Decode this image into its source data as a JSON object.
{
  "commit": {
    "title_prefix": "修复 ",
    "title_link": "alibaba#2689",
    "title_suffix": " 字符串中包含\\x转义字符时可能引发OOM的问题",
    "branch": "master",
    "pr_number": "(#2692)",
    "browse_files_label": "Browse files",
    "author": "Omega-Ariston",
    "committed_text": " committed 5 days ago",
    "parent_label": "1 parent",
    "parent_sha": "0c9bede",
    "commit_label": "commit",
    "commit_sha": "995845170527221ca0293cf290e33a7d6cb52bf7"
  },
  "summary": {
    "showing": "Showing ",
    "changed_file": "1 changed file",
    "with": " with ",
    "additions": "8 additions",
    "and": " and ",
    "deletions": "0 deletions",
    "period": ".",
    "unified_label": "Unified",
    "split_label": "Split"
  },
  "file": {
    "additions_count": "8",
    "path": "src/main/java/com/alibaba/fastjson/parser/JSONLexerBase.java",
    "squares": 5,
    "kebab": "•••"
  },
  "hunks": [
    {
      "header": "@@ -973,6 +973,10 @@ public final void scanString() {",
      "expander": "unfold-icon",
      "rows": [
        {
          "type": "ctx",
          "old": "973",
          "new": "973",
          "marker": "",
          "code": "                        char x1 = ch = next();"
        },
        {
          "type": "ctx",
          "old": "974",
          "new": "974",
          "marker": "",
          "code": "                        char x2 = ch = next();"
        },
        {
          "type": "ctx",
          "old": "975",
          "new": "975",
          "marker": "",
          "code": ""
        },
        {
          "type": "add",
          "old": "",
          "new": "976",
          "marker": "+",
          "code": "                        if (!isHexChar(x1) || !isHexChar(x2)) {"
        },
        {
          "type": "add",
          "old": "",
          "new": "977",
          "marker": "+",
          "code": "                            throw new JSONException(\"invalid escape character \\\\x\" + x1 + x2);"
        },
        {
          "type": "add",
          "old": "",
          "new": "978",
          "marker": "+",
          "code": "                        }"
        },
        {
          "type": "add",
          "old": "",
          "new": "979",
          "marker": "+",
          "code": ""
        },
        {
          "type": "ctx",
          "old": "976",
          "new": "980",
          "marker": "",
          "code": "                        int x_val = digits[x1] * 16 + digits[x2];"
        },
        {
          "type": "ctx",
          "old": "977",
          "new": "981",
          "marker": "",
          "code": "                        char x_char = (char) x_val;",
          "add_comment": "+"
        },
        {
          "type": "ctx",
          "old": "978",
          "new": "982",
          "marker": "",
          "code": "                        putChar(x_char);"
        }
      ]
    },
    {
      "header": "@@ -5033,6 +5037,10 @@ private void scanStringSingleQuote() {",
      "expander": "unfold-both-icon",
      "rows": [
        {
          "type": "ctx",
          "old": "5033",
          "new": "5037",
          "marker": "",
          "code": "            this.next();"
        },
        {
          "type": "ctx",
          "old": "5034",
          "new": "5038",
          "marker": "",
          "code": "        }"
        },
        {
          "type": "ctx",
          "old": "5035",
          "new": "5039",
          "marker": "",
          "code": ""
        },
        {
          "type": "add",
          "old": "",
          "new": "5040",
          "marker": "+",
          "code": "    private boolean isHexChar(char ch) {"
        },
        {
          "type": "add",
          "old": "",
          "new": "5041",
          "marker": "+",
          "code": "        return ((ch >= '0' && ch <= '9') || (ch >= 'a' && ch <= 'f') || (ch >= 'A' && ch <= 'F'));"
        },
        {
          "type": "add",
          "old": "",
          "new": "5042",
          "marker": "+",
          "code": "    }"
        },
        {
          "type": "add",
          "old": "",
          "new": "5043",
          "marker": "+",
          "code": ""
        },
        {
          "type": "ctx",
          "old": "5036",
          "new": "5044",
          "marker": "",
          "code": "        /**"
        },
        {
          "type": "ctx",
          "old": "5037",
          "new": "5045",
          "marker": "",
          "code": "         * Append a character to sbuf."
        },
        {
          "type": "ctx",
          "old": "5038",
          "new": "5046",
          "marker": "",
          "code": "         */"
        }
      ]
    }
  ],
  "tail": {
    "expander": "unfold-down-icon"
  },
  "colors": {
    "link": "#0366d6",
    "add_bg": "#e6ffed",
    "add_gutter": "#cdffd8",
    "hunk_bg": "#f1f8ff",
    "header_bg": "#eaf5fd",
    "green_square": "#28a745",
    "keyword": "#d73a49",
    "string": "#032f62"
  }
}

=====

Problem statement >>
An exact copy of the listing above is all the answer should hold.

Result of this task >>
Decode this image into its source data as a JSON object.
{
  "commit": {
    "title_prefix": "修复 ",
    "title_link": "alibaba#2689",
    "title_suffix": " 字符串中包含\\x转义字符时可能引发OOM的问题",
    "branch": "master",
    "pr_number": "(#2692)",
    "browse_files_label": "Browse files",
    "author": "Omega-Ariston",
    "committed_text": " committed 5 days ago",
    "parent_label": "1 parent",
    "parent_sha": "0c9bede",
    "commit_label": "commit",
    "commit_sha": "995845170527221ca0293cf290e33a7d6cb52bf7"
  },
  "summary": {
    "showing": "Showing ",
    "changed_file": "1 changed file",
    "with": " with ",
    "additions": "8 additions",
    "and": " and ",
    "deletions": "0 deletions",
    "period": ".",
    "unified_label": "Unified",
    "split_label": "Split"
  },
  "file": {
    "additions_count": "8",
    "path": "src/main/java/com/alibaba/fastjson/parser/JSONLexerBase.java",
    "squares": 5,
    "kebab": "•••"
  },
  "hunks": [
    {
      "header": "@@ -973,6 +973,10 @@ public final void scanString() {",
      "expander": "unfold-icon",
      "rows": [
        {
          "type": "ctx",
          "old": "973",
          "new": "973",
          "marker": "",
          "code": "                        char x1 = ch = next();"
        },
        {
          "type": "ctx",
          "old": "974",
          "new": "974",
          "marker": "",
          "code": "                        char x2 = ch = next();"
        },
        {
          "type": "ctx",
          "old": "975",
          "new": "975",
          "marker": "",
          "code": ""
        },
        {
          "type": "add",
          "old": "",
          "new": "976",
          "marker": "+",
          "code": "                        if (!isHexChar(x1) || !isHexChar(x2)) {"
        },
        {
          "type": "add",
          "old": "",
          "new": "977",
          "marker": "+",
          "code": "                            throw new JSONException(\"invalid escape character \\\\x\" + x1 + x2);"
        },
        {
          "type": "add",
          "old": "",
          "new": "978",
          "marker": "+",
          "code": "                        }"
        },
        {
          "type": "add",
          "old": "",
          "new": "979",
          "marker": "+",
          "code": ""
        },
        {
          "type": "ctx",
          "old": "976",
          "new": "980",
          "marker": "",
          "code": "                        int x_val = digits[x1] * 16 + digits[x2];"
        },
        {
          "type": "ctx",
          "old": "977",
          "new": "981",
          "marker": "",
          "code": "                        char x_char = (char) x_val;",
          "add_comment": "+"
        },
        {
          "type": "ctx",
          "old": "978",
          "new": "982",
          "marker": "",
          "code": "                        putChar(x_char);"
        }
      ]
    },
    {
      "header": "@@ -5033,6 +5037,10 @@ private void scanStringSingleQuote() {",
      "expander": "unfold-both-icon",
      "rows": [
        {
          "type": "ctx",
          "old": "5033",
          "new": "5037",
          "marker": "",
          "code": "            this.next();"
        },
        {
          "type": "ctx",
          "old": "5034",
          "new": "5038",
          "marker": "",
          "code": "        }"
        },
        {
          "type": "ctx",
          "old": "5035",
          "new": "5039",
          "marker": "",
          "code": ""
        },
        {
          "type": "add",
          "old": "",
          "new": "5040",
          "marker": "+",
          "code": "    private boolean isHexChar(char ch) {"
        },
        {
          "type": "add",
          "old": "",
          "new": "5041",
          "marker": "+",
          "code": "        return ((ch >= '0' && ch <= '9') || (ch >= 'a' && ch <= 'f') || (ch >= 'A' && ch <= 'F'));"
        },
        {
          "type": "add",
          "old": "",
          "new": "5042",
          "marker": "+",
          "code": "    }"
        },
        {
          "type": "add",
          "old": "",
          "new": "5043",
          "marker": "+",
          "code": ""
        },
        {
          "type": "ctx",
          "old": "5036",
          "new": "5044",
          "marker": "",
          "code": "        /**"
        },
        {
          "type": "ctx",
          "old": "5037",
          "new": "5045",
          "marker": "",
          "code": "         * Append a character to sbuf."
        },
        {
          "type": "ctx",
          "old": "5038",
          "new": "5046",
          "marker": "",
          "code": "         */"
        }
      ]
    }
  ],
  "tail": {
    "expander": "unfold-down-icon"
  },
  "colors": {
    "link": "#0366d6",
    "add_bg": "#e6ffed",
    "add_gutter": "#cdffd8",
    "hunk_bg": "#f1f8ff",
    "header_bg": "#eaf5fd",
    "green_square": "#28a745",
    "keyword": "#d73a49",
    "string": "#032f62"
  }
}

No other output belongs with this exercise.